The City and State Pension Crisis Has Only Just Begun
America has recently experienced a wave of municipal bankruptcies significantly fueled by underfunded pension and retiree health obligations to retired city workers, including policemen, firemen and teachers. The bankruptcies of Detroit and some California towns, the massive pension shortfall in Illinois only partially addressed by recent legislation, and the tense situation in Chicago with the mayor asking municipal workers for give-backs are just the beginning of difficulties that will appear across the country. Asset returns have come up short of what has been assumed. Generous unfunded retirement benefits with early retirement dates and expensive cost-of-living adjustments were doled out to government workers years ago by politicians who are no longer around to be held responsible for their dereliction of prudence and duty to taxpayers who now are expected to pay for these shortfalls. By the best estimate, the total pension underfunding for state and local government is $4 trillion.
Two problems have become increasingly apparent and immediate: the legacy obligations promised to retirees and workers just about to retire, and the funding and nature of retirement benefits being accrued now and in the future by younger and future state and local government workers. The first problem is larger in size and concern because those retirees and long-service workers are legitimately worried that their retirement benefits promised by fiscally challenged sponsors and backed by severely underfunded plans are now highly uncertain and unsustainable and subject to arbitrary and chaotic cuts in the bankruptcy and political processes operating today. Moreover, many of these retirees, again owing to poor past choices by their representatives and employers, are not even covered by Social Security, and therefore extremely exposed to risks in retirement.
One solution would be to offer these retirees and older workers a lump-sum payment representing a significant, but not necessarily full, share of the actuarial value of their promised benefits. Government plan sponsors would also be happy to make that deal, as it would remove large and fluctuating net liabilities off their balance sheets, thereby enabling them to move forward, with lower borrowing costs, on sorely needed projects for the social welfare, security and productivity of their citizens. Current discussions to pass the buck by moving these legacy liabilities to the federal government through Social Security or the Pension Benefit Guaranty Corporation are both politically and economically toxic because of the already large and growing shortfalls facing these programs.
In order to protect retired and older government workers, many of whom are inexperienced with investments, the lump-sum payments should be placed automatically in an account whose investments and life annuity purchases are professionally and automatically managed. This account should give the worker a personalized strategy emphasizing a lifetime retirement income flow with the potential for growth and flexibility. More specifically, what would such a responsible and prudent structured account given to retirees look like? While many products and strategies already exist, my careful examination finds that the best approach to achieve a lifetime income flow with growth potential and relatively low levels of management fees and risk is to use a combination of systematic withdrawals from a dynamic portfolio of mixed asset funds, and a schedule of gradual purchases of immediate life annuities. The income flow to the retiree would result from the combination of lifetime guaranteed benefits from a growing number of individual annuity contracts, and withdrawals from the remaining funds invested in a mix of assets that could provide a higher expected return.

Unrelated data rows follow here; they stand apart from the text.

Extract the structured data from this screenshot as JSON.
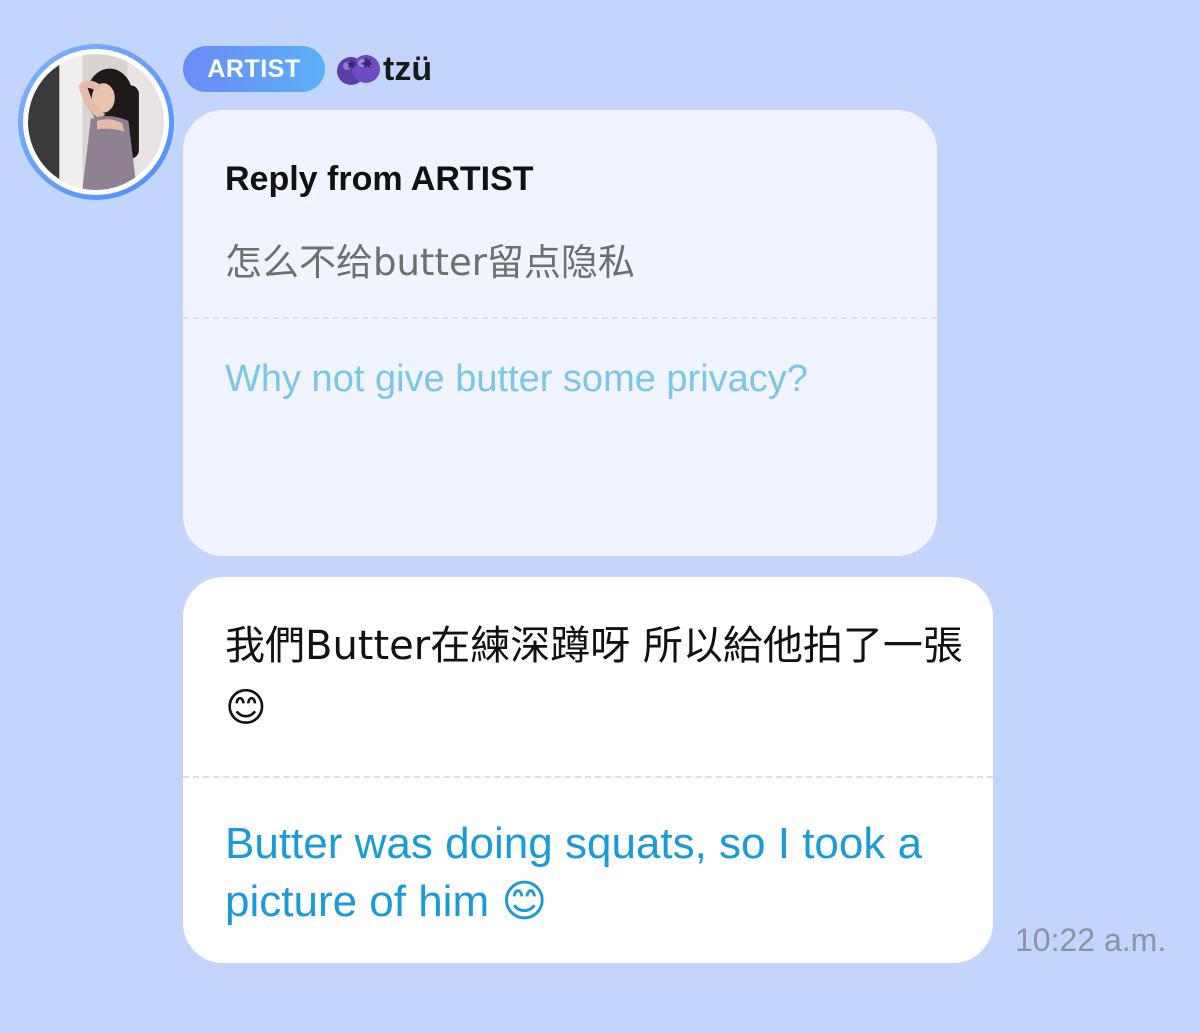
{
  "header": {
    "badge_label": "ARTIST",
    "artist_name": "tzü",
    "name_icon": "blueberry-icon",
    "avatar_icon": "artist-profile-photo"
  },
  "reply_bubble": {
    "title": "Reply from ARTIST",
    "original_text": "怎么不给butter留点隐私",
    "translated_text": "Why not give butter some privacy?"
  },
  "message_bubble": {
    "original_text": "我們Butter在練深蹲呀 所以給他拍了一張😊",
    "translated_text": "Butter was doing squats, so I took a picture of him 😊"
  },
  "timestamp": "10:22 a.m.",
  "colors": {
    "background": "#c3d5fd",
    "badge_gradient_start": "#6b8cf8",
    "badge_gradient_end": "#5bb0f5",
    "reply_bubble_bg": "#eff4ff",
    "message_bubble_bg": "#ffffff",
    "reply_translation_text": "#7cc6e6",
    "message_translation_text": "#1b9ad8",
    "avatar_ring": "#4f8df5"
  }
}
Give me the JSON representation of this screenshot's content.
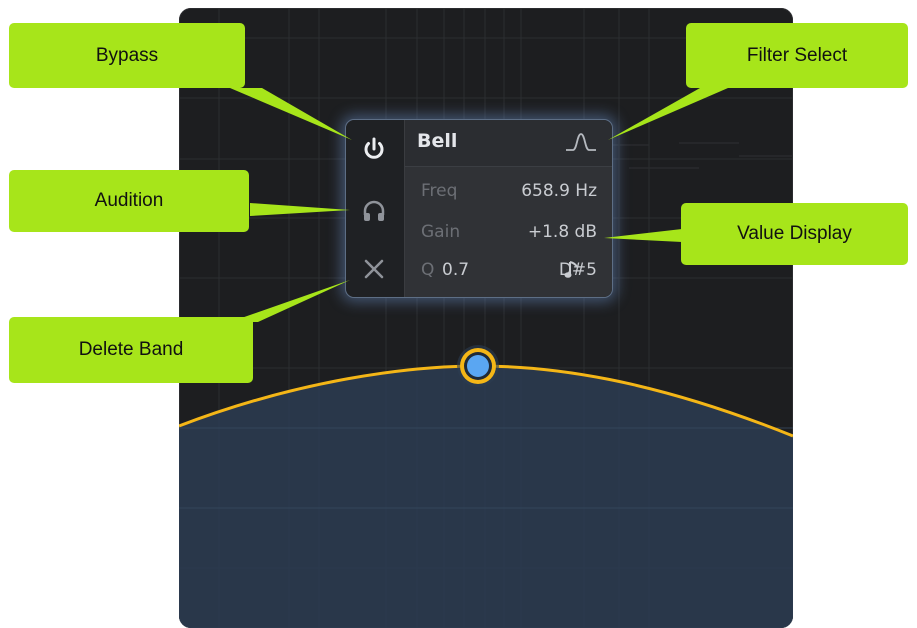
{
  "callouts": {
    "bypass": "Bypass",
    "audition": "Audition",
    "delete_band": "Delete Band",
    "filter_select": "Filter Select",
    "value_display": "Value Display"
  },
  "band_popup": {
    "filter_type": "Bell",
    "freq_label": "Freq",
    "freq_value": "658.9 Hz",
    "gain_label": "Gain",
    "gain_value": "+1.8 dB",
    "q_label": "Q",
    "q_value": "0.7",
    "note_value": "D#5"
  },
  "icons": {
    "bypass": "power-icon",
    "audition": "headphones-icon",
    "delete": "close-icon",
    "filter_shape": "bell-curve-icon",
    "note": "music-note-icon"
  },
  "colors": {
    "callout": "#a7e51a",
    "curve": "#f4b617",
    "node_fill": "#5aa6f2",
    "panel_bg": "#1d1e20"
  }
}
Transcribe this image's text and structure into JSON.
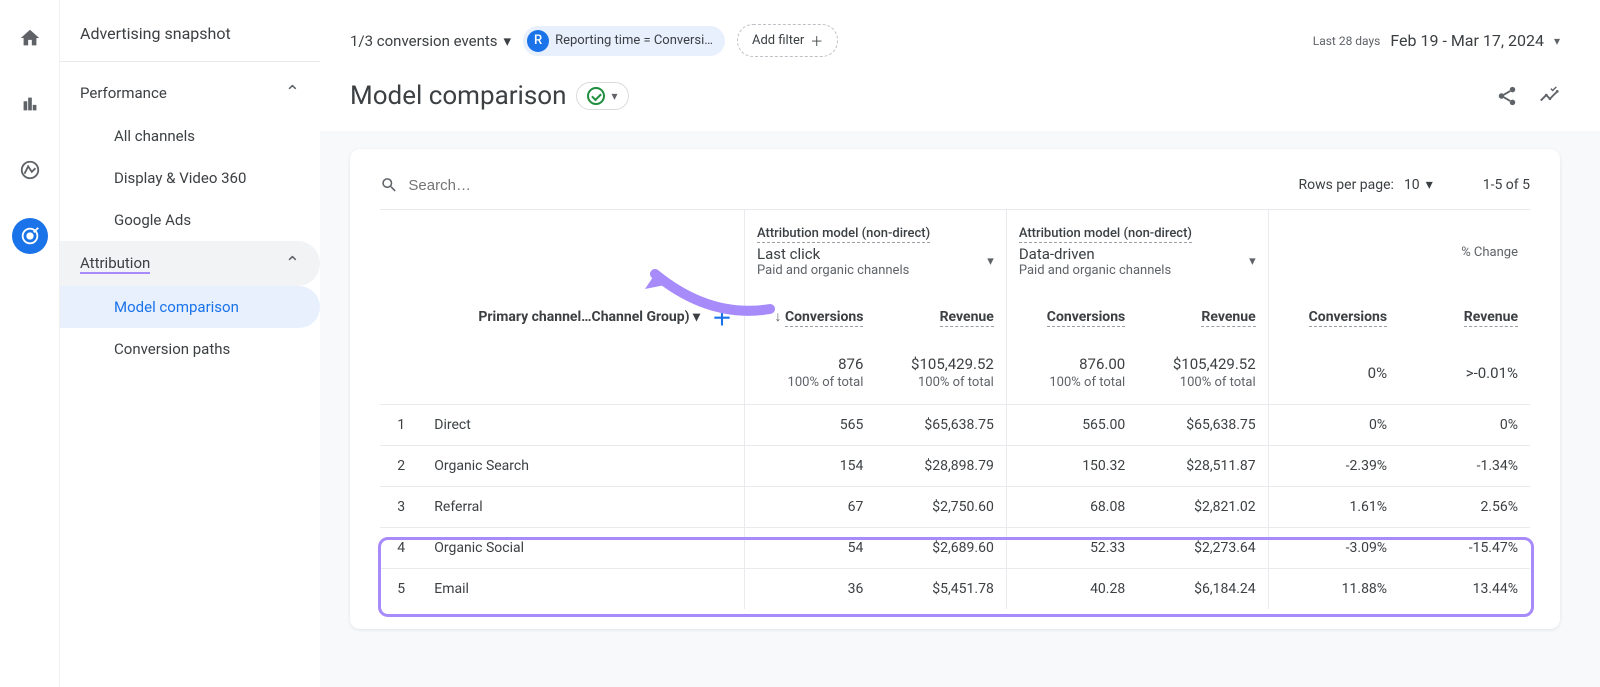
{
  "sidebar": {
    "title": "Advertising snapshot",
    "sections": [
      {
        "label": "Performance",
        "items": [
          "All channels",
          "Display & Video 360",
          "Google Ads"
        ]
      },
      {
        "label": "Attribution",
        "items": [
          "Model comparison",
          "Conversion paths"
        ]
      }
    ]
  },
  "topbar": {
    "conversion_events": "1/3 conversion events",
    "chip_avatar": "R",
    "chip_text": "Reporting time = Conversi…",
    "add_filter": "Add filter",
    "date_label": "Last 28 days",
    "date_value": "Feb 19 - Mar 17, 2024"
  },
  "page": {
    "title": "Model comparison"
  },
  "table": {
    "search_placeholder": "Search…",
    "rows_per_page_label": "Rows per page:",
    "rows_per_page_value": "10",
    "page_info": "1-5 of 5",
    "group_header": "Attribution model (non-direct)",
    "model_a": {
      "name": "Last click",
      "sub": "Paid and organic channels"
    },
    "model_b": {
      "name": "Data-driven",
      "sub": "Paid and organic channels"
    },
    "change_header": "% Change",
    "primary_dimension": "Primary channel…Channel Group)",
    "col_conversions": "Conversions",
    "col_revenue": "Revenue",
    "totals": {
      "a_conv": "876",
      "a_conv_sub": "100% of total",
      "a_rev": "$105,429.52",
      "a_rev_sub": "100% of total",
      "b_conv": "876.00",
      "b_conv_sub": "100% of total",
      "b_rev": "$105,429.52",
      "b_rev_sub": "100% of total",
      "chg_conv": "0%",
      "chg_rev": ">-0.01%"
    },
    "rows": [
      {
        "n": "1",
        "channel": "Direct",
        "a_conv": "565",
        "a_rev": "$65,638.75",
        "b_conv": "565.00",
        "b_rev": "$65,638.75",
        "chg_conv": "0%",
        "chg_rev": "0%"
      },
      {
        "n": "2",
        "channel": "Organic Search",
        "a_conv": "154",
        "a_rev": "$28,898.79",
        "b_conv": "150.32",
        "b_rev": "$28,511.87",
        "chg_conv": "-2.39%",
        "chg_rev": "-1.34%"
      },
      {
        "n": "3",
        "channel": "Referral",
        "a_conv": "67",
        "a_rev": "$2,750.60",
        "b_conv": "68.08",
        "b_rev": "$2,821.02",
        "chg_conv": "1.61%",
        "chg_rev": "2.56%"
      },
      {
        "n": "4",
        "channel": "Organic Social",
        "a_conv": "54",
        "a_rev": "$2,689.60",
        "b_conv": "52.33",
        "b_rev": "$2,273.64",
        "chg_conv": "-3.09%",
        "chg_rev": "-15.47%"
      },
      {
        "n": "5",
        "channel": "Email",
        "a_conv": "36",
        "a_rev": "$5,451.78",
        "b_conv": "40.28",
        "b_rev": "$6,184.24",
        "chg_conv": "11.88%",
        "chg_rev": "13.44%"
      }
    ]
  }
}
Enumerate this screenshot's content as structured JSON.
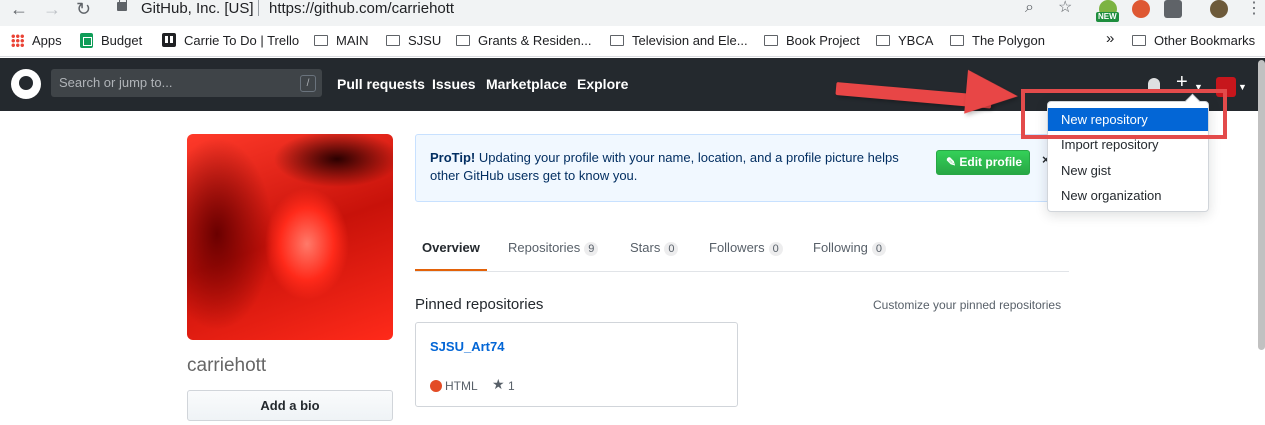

In this approach, the laddering of the immediate life annuity purchases over an extended period of time significantly reduces the pricing risk arising from moving interest rates. Moreover, it grants flexibility to the retiree to alter course if unexpected changes in health or other personal circumstance occur and a need for more liquid assets and less guaranteed income arises. Personalization of this broad strategy is essential because no two retirees have identical circumstances and some could be harmed by a broad-brush implementation. Due consideration must be given to age, marital status, health, retirement resources available, income, coverage by Social Security or other pensions, coverage by health and long-term care insurance, gender, risk tolerance of the retired household, and goals being pursued, such as an intended bequest to children or charities. This assessment must be done at the household level in a careful, methodical, and comprehensive way using the best and most current findings of economics and finance.
As the pension liability problems of state and local governments continue to grow, now is the time to act responsibly and realistically for the improved welfare of retirees, young workers, and taxpayers. There are good solutions available. The imprudence, evasion, and buck-passing of the past will no longer work, and we need joint leadership from politicians and workers' representatives to clear the mistakes of the past and move forward.